━━ Dataset entries
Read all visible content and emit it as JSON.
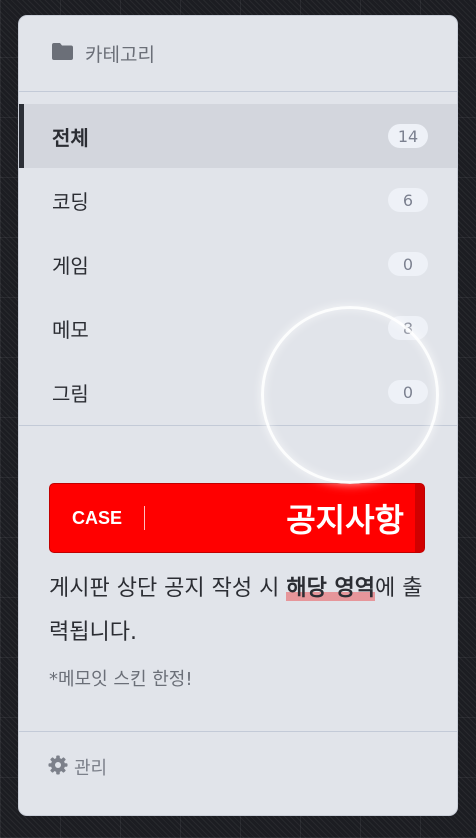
{
  "header": {
    "title": "카테고리",
    "icon": "folder-icon"
  },
  "categories": [
    {
      "name": "전체",
      "count": "14",
      "active": true
    },
    {
      "name": "코딩",
      "count": "6"
    },
    {
      "name": "게임",
      "count": "0"
    },
    {
      "name": "메모",
      "count": "8"
    },
    {
      "name": "그림",
      "count": "0"
    }
  ],
  "notice": {
    "case_label": "CASE",
    "title": "공지사항",
    "desc_before": "게시판 상단 공지 작성 시 ",
    "desc_highlight": "해당 영역",
    "desc_after": "에 출력됩니다.",
    "note": "*메모잇 스킨 한정!",
    "banner_color": "#ff0000",
    "highlight_color": "#e77c80"
  },
  "footer": {
    "label": "관리",
    "icon": "gear-icon"
  }
}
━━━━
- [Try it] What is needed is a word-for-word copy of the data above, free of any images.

- [Written response]
Read all visible content and emit it as JSON.
{
  "header": {
    "title": "카테고리",
    "icon": "folder-icon"
  },
  "categories": [
    {
      "name": "전체",
      "count": "14",
      "active": true
    },
    {
      "name": "코딩",
      "count": "6"
    },
    {
      "name": "게임",
      "count": "0"
    },
    {
      "name": "메모",
      "count": "8"
    },
    {
      "name": "그림",
      "count": "0"
    }
  ],
  "notice": {
    "case_label": "CASE",
    "title": "공지사항",
    "desc_before": "게시판 상단 공지 작성 시 ",
    "desc_highlight": "해당 영역",
    "desc_after": "에 출력됩니다.",
    "note": "*메모잇 스킨 한정!",
    "banner_color": "#ff0000",
    "highlight_color": "#e77c80"
  },
  "footer": {
    "label": "관리",
    "icon": "gear-icon"
  }
}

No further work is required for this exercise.